● **Aim of the exercise**:
Find the word "JSON" in the listing below, then return every line it appears in.

#####

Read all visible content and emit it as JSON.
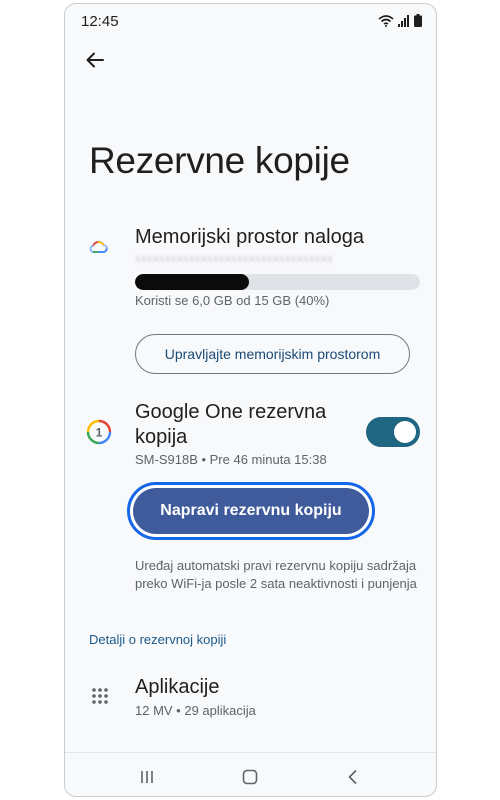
{
  "status_bar": {
    "time": "12:45",
    "icons": [
      "wifi-icon",
      "signal-icon",
      "battery-icon"
    ]
  },
  "header": {
    "back_icon": "arrow-left-icon",
    "title": "Rezervne kopije"
  },
  "storage": {
    "icon": "cloud-icon",
    "title": "Memorijski prostor naloga",
    "usage_text": "Koristi se 6,0 GB od 15 GB (40%)",
    "usage_fraction": 0.4,
    "manage_label": "Upravljajte memorijskim prostorom"
  },
  "google_one_backup": {
    "icon": "google-one-icon",
    "title": "Google One rezervna kopija",
    "device_info": "SM-S918B • Pre 46 minuta 15:38",
    "enabled": true,
    "backup_button_label": "Napravi rezervnu kopiju",
    "auto_note": "Uređaj automatski pravi rezervnu kopiju sadržaja preko WiFi-ja posle 2 sata neaktivnosti i punjenja"
  },
  "details": {
    "section_label": "Detalji o rezervnoj kopiji",
    "apps": {
      "icon": "apps-grid-icon",
      "title": "Aplikacije",
      "subtitle": "12 MV • 29 aplikacija"
    }
  },
  "navigation_bar": {
    "buttons": [
      "recents-icon",
      "home-icon",
      "back-icon"
    ]
  },
  "colors": {
    "accent": "#1f6683",
    "button_fill": "#3f5b9b",
    "focus_ring": "#1566e8",
    "link": "#1d5a8c"
  }
}
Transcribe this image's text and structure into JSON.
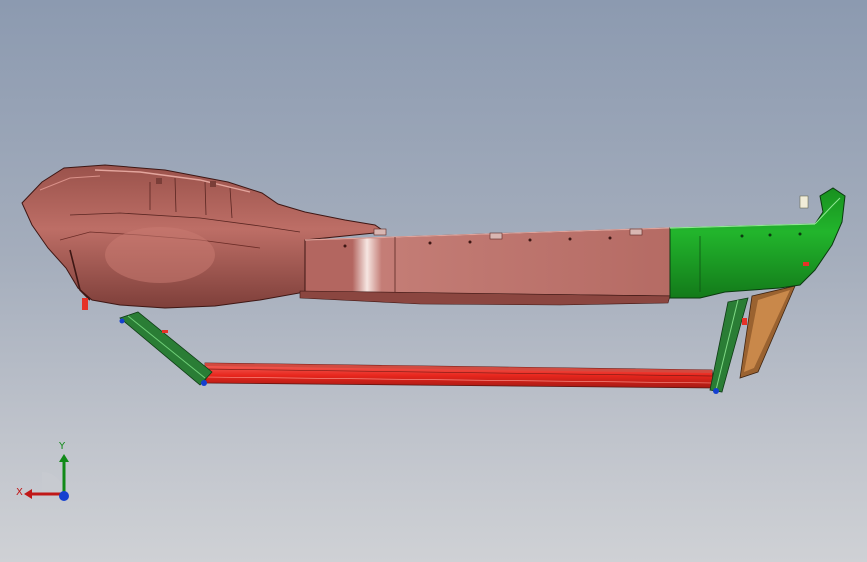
{
  "viewport": {
    "name": "3d-cad-viewport"
  },
  "triad": {
    "x_label": "X",
    "y_label": "Y"
  },
  "colors": {
    "background_top": "#8c9ab0",
    "background_bottom": "#cfd1d5",
    "body_part": "#b96a62",
    "body_part_dark": "#7a3e38",
    "green_part": "#1fa82b",
    "red_rail": "#e53228",
    "axis_x": "#c01818",
    "axis_y": "#118a18",
    "axis_z": "#1440d0"
  }
}
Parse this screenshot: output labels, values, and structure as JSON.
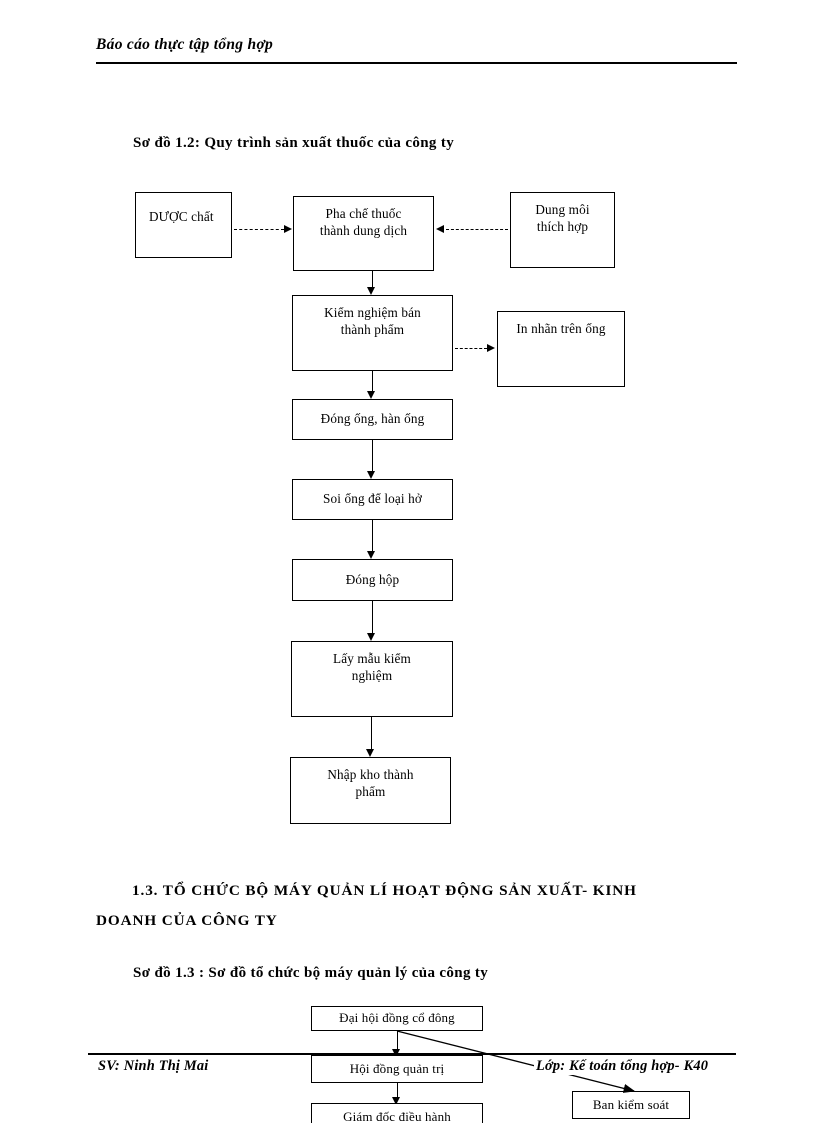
{
  "header": {
    "running_title": "Báo cáo thực tập tổng hợp"
  },
  "footer": {
    "student": "SV: Ninh Thị Mai",
    "class": "Lớp: Kế toán tổng hợp- K40"
  },
  "figure_1_2": {
    "caption": "Sơ đồ 1.2: Quy trình sản xuất thuốc của công ty",
    "nodes": [
      {
        "id": "duoc-chat",
        "label": "DƯỢC chất"
      },
      {
        "id": "pha-che",
        "label": "Pha chế thuốc\nthành dung  dịch"
      },
      {
        "id": "dung-moi",
        "label": "Dung môi\nthích hợp"
      },
      {
        "id": "kiem-nghiem-ban",
        "label": "Kiểm nghiệm bán\nthành phẩm"
      },
      {
        "id": "in-nhan",
        "label": "In nhãn trên ống"
      },
      {
        "id": "dong-ong",
        "label": "Đóng ống, hàn ống"
      },
      {
        "id": "soi-ong",
        "label": "Soi ống để loại hở"
      },
      {
        "id": "dong-hop",
        "label": "Đóng hộp"
      },
      {
        "id": "lay-mau",
        "label": "Lấy mẫu kiểm\nnghiệm"
      },
      {
        "id": "nhap-kho",
        "label": "Nhập kho thành\nphẩm"
      }
    ],
    "node_labels": {
      "duoc_chat": "DƯỢC chất",
      "pha_che_line1": "Pha chế thuốc",
      "pha_che_line2": "thành dung  dịch",
      "dung_moi_line1": "Dung môi",
      "dung_moi_line2": "thích hợp",
      "kiem_nghiem_line1": "Kiểm nghiệm bán",
      "kiem_nghiem_line2": "thành phẩm",
      "in_nhan": "In nhãn trên ống",
      "dong_ong": "Đóng ống, hàn ống",
      "soi_ong": "Soi ống để loại hở",
      "dong_hop": "Đóng hộp",
      "lay_mau_line1": "Lấy mẫu kiểm",
      "lay_mau_line2": "nghiệm",
      "nhap_kho_line1": "Nhập kho thành",
      "nhap_kho_line2": "phẩm"
    }
  },
  "section_1_3": {
    "number": "1.3.",
    "title": "TỔ CHỨC BỘ MÁY QUẢN LÍ HOẠT ĐỘNG SẢN XUẤT- KINH DOANH CỦA CÔNG TY",
    "line1": "1.3. TỔ CHỨC BỘ MÁY QUẢN LÍ HOẠT ĐỘNG SẢN XUẤT- KINH",
    "line2": "DOANH CỦA CÔNG TY"
  },
  "figure_1_3": {
    "caption": "Sơ đồ 1.3 : Sơ đồ tổ chức bộ máy quản lý của công ty",
    "node_labels": {
      "dai_hoi_dong": "Đại hội đồng cổ đông",
      "hoi_dong_quan_tri": "Hội đồng quản trị",
      "giam_doc": "Giám đốc điều hành",
      "ban_kiem_soat": "Ban kiểm soát"
    }
  },
  "colors": {
    "text": "#000000",
    "page_background": "#ffffff",
    "rule": "#000000"
  }
}
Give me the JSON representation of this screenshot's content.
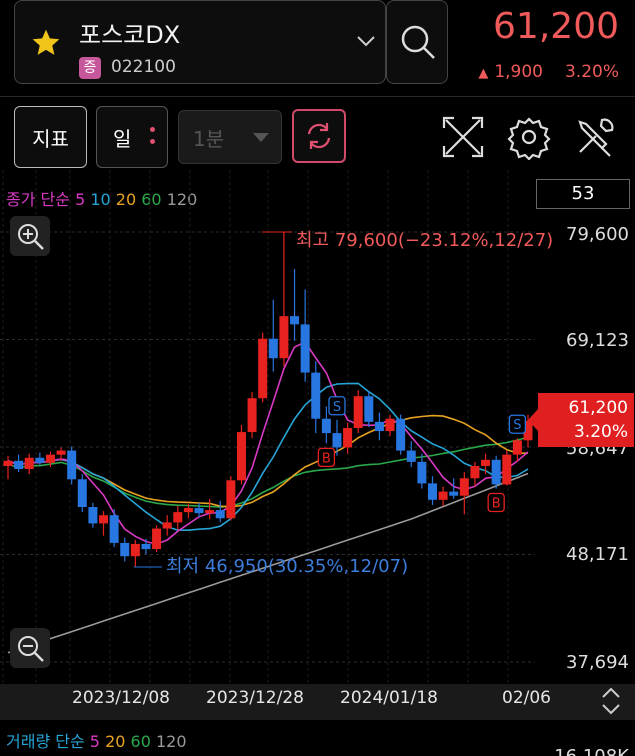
{
  "header": {
    "stock_name": "포스코DX",
    "market_badge": "증",
    "stock_code": "022100",
    "price": "61,200",
    "change": "1,900",
    "change_pct": "3.20%"
  },
  "toolbar": {
    "indicator_label": "지표",
    "period_label": "일",
    "minute_label": "1분"
  },
  "ma_legend": {
    "prefix": "종가 단순",
    "p5": "5",
    "p10": "10",
    "p20": "20",
    "p60": "60",
    "p120": "120"
  },
  "candle_count": "53",
  "chart_data": {
    "type": "candlestick",
    "y_ticks": [
      "79,600",
      "69,123",
      "58,647",
      "48,171",
      "37,694"
    ],
    "ylim": [
      37694,
      79600
    ],
    "x_ticks": [
      "2023/12/08",
      "2023/12/28",
      "2024/01/18",
      "02/06"
    ],
    "current_price": "61,200",
    "current_pct": "3.20%",
    "high_annotation": "최고 79,600(−23.12%,12/27)",
    "low_annotation": "최저 46,950(30.35%,12/07)",
    "signals": [
      {
        "type": "S",
        "index": 31
      },
      {
        "type": "B",
        "index": 30
      },
      {
        "type": "S",
        "index": 48
      },
      {
        "type": "B",
        "index": 46
      }
    ],
    "candles": [
      [
        56800,
        57800,
        55500,
        57300
      ],
      [
        57300,
        57900,
        56200,
        56500
      ],
      [
        56500,
        58000,
        56000,
        57600
      ],
      [
        57600,
        58100,
        56900,
        57100
      ],
      [
        57100,
        58200,
        56700,
        57900
      ],
      [
        57900,
        58600,
        57300,
        58300
      ],
      [
        58300,
        58700,
        55000,
        55500
      ],
      [
        55500,
        56000,
        52300,
        52800
      ],
      [
        52800,
        53200,
        50800,
        51200
      ],
      [
        51200,
        52400,
        50000,
        52000
      ],
      [
        52000,
        52600,
        48900,
        49300
      ],
      [
        49300,
        49800,
        47500,
        48000
      ],
      [
        48000,
        49600,
        46950,
        49200
      ],
      [
        49200,
        49700,
        48200,
        48700
      ],
      [
        48700,
        51000,
        48400,
        50700
      ],
      [
        50700,
        52000,
        50000,
        51300
      ],
      [
        51300,
        52900,
        50600,
        52300
      ],
      [
        52300,
        53100,
        51700,
        52700
      ],
      [
        52700,
        53200,
        51800,
        52200
      ],
      [
        52200,
        53600,
        51600,
        52500
      ],
      [
        52500,
        53400,
        51300,
        51700
      ],
      [
        51700,
        55800,
        51500,
        55400
      ],
      [
        55400,
        60800,
        55000,
        60100
      ],
      [
        60100,
        64000,
        59500,
        63400
      ],
      [
        63400,
        69800,
        63000,
        69200
      ],
      [
        69200,
        73000,
        66000,
        67300
      ],
      [
        67300,
        79600,
        66500,
        71400
      ],
      [
        71400,
        76000,
        69000,
        70600
      ],
      [
        70600,
        74000,
        65000,
        65900
      ],
      [
        65900,
        67000,
        60000,
        61400
      ],
      [
        61400,
        62600,
        59000,
        60000
      ],
      [
        60000,
        61300,
        57800,
        58600
      ],
      [
        58600,
        61000,
        58000,
        60500
      ],
      [
        60500,
        64200,
        60000,
        63600
      ],
      [
        63600,
        64100,
        60600,
        61100
      ],
      [
        61100,
        62000,
        59300,
        60200
      ],
      [
        60200,
        61800,
        59700,
        61400
      ],
      [
        61400,
        61800,
        57900,
        58300
      ],
      [
        58300,
        59200,
        56700,
        57200
      ],
      [
        57200,
        58000,
        54600,
        55100
      ],
      [
        55100,
        55800,
        53000,
        53500
      ],
      [
        53500,
        54800,
        52900,
        54300
      ],
      [
        54300,
        55600,
        53600,
        53900
      ],
      [
        53900,
        56200,
        52100,
        55600
      ],
      [
        55600,
        57200,
        54800,
        56800
      ],
      [
        56800,
        58000,
        56000,
        57400
      ],
      [
        57400,
        57800,
        54600,
        55000
      ],
      [
        55000,
        58300,
        54900,
        57900
      ],
      [
        57900,
        59500,
        57200,
        59300
      ],
      [
        59300,
        61800,
        58600,
        61200
      ]
    ]
  },
  "xaxis_labels": [
    "2023/12/08",
    "2023/12/28",
    "2024/01/18",
    "02/06"
  ],
  "volume_legend": {
    "prefix": "거래량 단순",
    "p5": "5",
    "p20": "20",
    "p60": "60",
    "p120": "120"
  },
  "volume_y_top": "16,108K",
  "colors": {
    "up": "#e8231f",
    "down": "#2876e0",
    "ma5": "#d83ac4",
    "ma10": "#27a5d6",
    "ma20": "#e8a321",
    "ma60": "#2aa84a",
    "ma120": "#9a9a9a",
    "accent": "#f05a5a"
  }
}
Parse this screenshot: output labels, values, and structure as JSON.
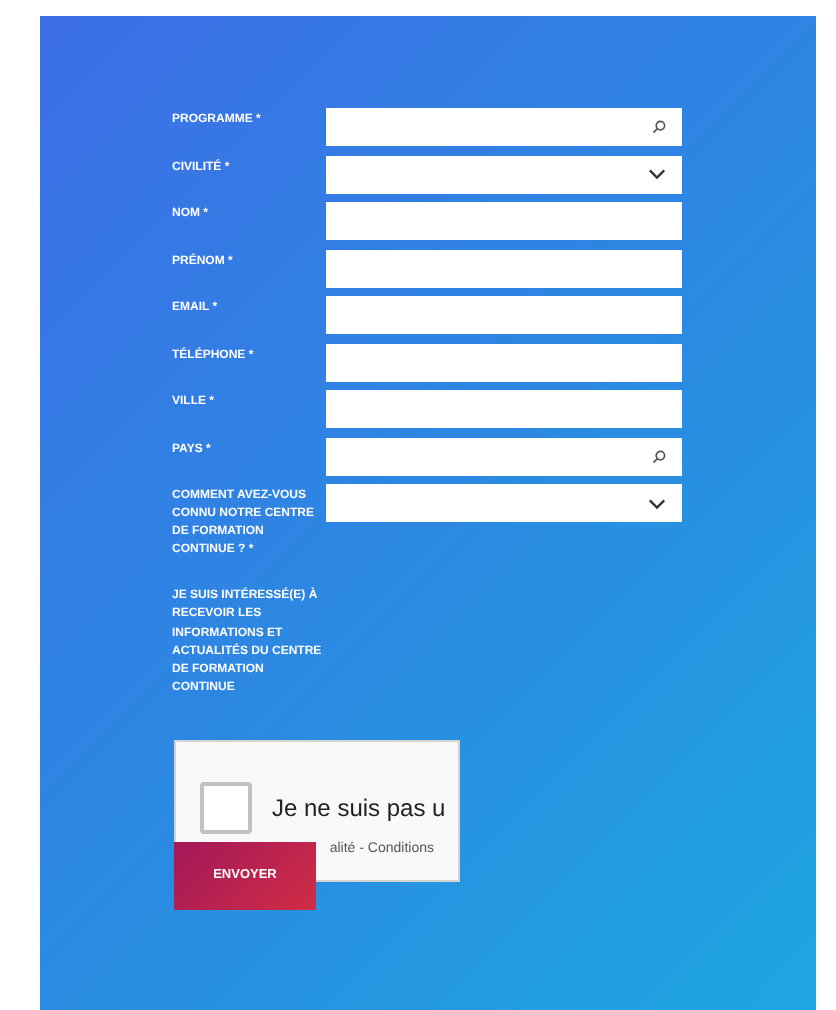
{
  "fields": [
    {
      "label": "PROGRAMME *",
      "kind": "search"
    },
    {
      "label": "CIVILITÉ *",
      "kind": "select"
    },
    {
      "label": "NOM *",
      "kind": "text"
    },
    {
      "label": "PRÉNOM *",
      "kind": "text"
    },
    {
      "label": "EMAIL *",
      "kind": "text"
    },
    {
      "label": "TÉLÉPHONE *",
      "kind": "text"
    },
    {
      "label": "VILLE *",
      "kind": "text"
    },
    {
      "label": "PAYS *",
      "kind": "search"
    },
    {
      "label": "COMMENT AVEZ-VOUS CONNU NOTRE CENTRE DE FORMATION CONTINUE ? *",
      "kind": "select"
    }
  ],
  "consent": {
    "label": "JE SUIS INTÉRESSÉ(E) À RECEVOIR LES INFORMATIONS ET ACTUALITÉS DU CENTRE DE FORMATION CONTINUE"
  },
  "captcha": {
    "text": "Je ne suis pas u",
    "links": "alité - Conditions",
    "checked": false
  },
  "submit": "ENVOYER"
}
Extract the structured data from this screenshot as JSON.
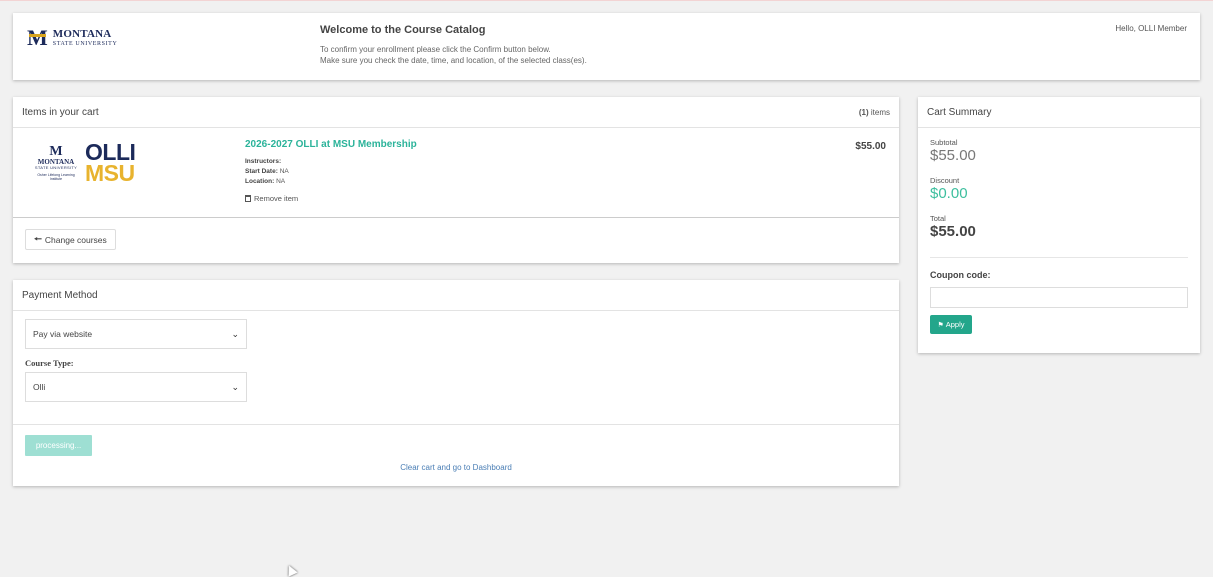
{
  "header": {
    "logo_line1": "MONTANA",
    "logo_line2": "STATE UNIVERSITY",
    "welcome_title": "Welcome to the Course Catalog",
    "welcome_line1": "To confirm your enrollment please click the Confirm button below.",
    "welcome_line2": "Make sure you check the date, time, and location, of the selected class(es).",
    "greeting": "Hello, OLLI Member"
  },
  "cart": {
    "title": "Items in your cart",
    "count_number": "(1)",
    "count_suffix": " items",
    "item": {
      "logo_msu_top": "MONTANA",
      "logo_msu_bottom": "STATE UNIVERSITY",
      "logo_msu_sub": "Osher Lifelong Learning Institute",
      "logo_olli": "OLLI",
      "logo_msu": "MSU",
      "title": "2026-2027 OLLI at MSU Membership",
      "instructors_label": "Instructors:",
      "instructors_value": "",
      "start_date_label": "Start Date:",
      "start_date_value": "NA",
      "location_label": "Location:",
      "location_value": "NA",
      "remove_label": "Remove item",
      "price": "$55.00"
    },
    "change_courses_label": "Change courses"
  },
  "payment": {
    "title": "Payment Method",
    "method_selected": "Pay via website",
    "course_type_label": "Course Type:",
    "course_type_selected": "Olli",
    "processing_label": "processing...",
    "clear_cart_label": "Clear cart and go to Dashboard"
  },
  "summary": {
    "title": "Cart Summary",
    "subtotal_label": "Subtotal",
    "subtotal_value": "$55.00",
    "discount_label": "Discount",
    "discount_value": "$0.00",
    "total_label": "Total",
    "total_value": "$55.00",
    "coupon_label": "Coupon code:",
    "coupon_value": "",
    "apply_label": "Apply"
  },
  "colors": {
    "accent_teal": "#2bb39a",
    "apply_green": "#23a68b",
    "processing_disabled": "#9edfd3",
    "msu_navy": "#1c2a5a",
    "msu_gold": "#e8b32e",
    "link_blue": "#4a7eb5"
  },
  "icons": {
    "arrow": "arrow-left-icon",
    "trash": "trash-icon",
    "tag": "tag-icon",
    "chevron": "chevron-down-icon"
  }
}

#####

● **Result of the task**:
Read all visible content and emit it as JSON.
Transcribe this image's text and structure into JSON.
Parse this screenshot: output labels, values, and structure as JSON.
Give me the JSON representation of this screenshot's content.
Parse this screenshot: output labels, values, and structure as JSON.
Extract the structured data from this screenshot as JSON.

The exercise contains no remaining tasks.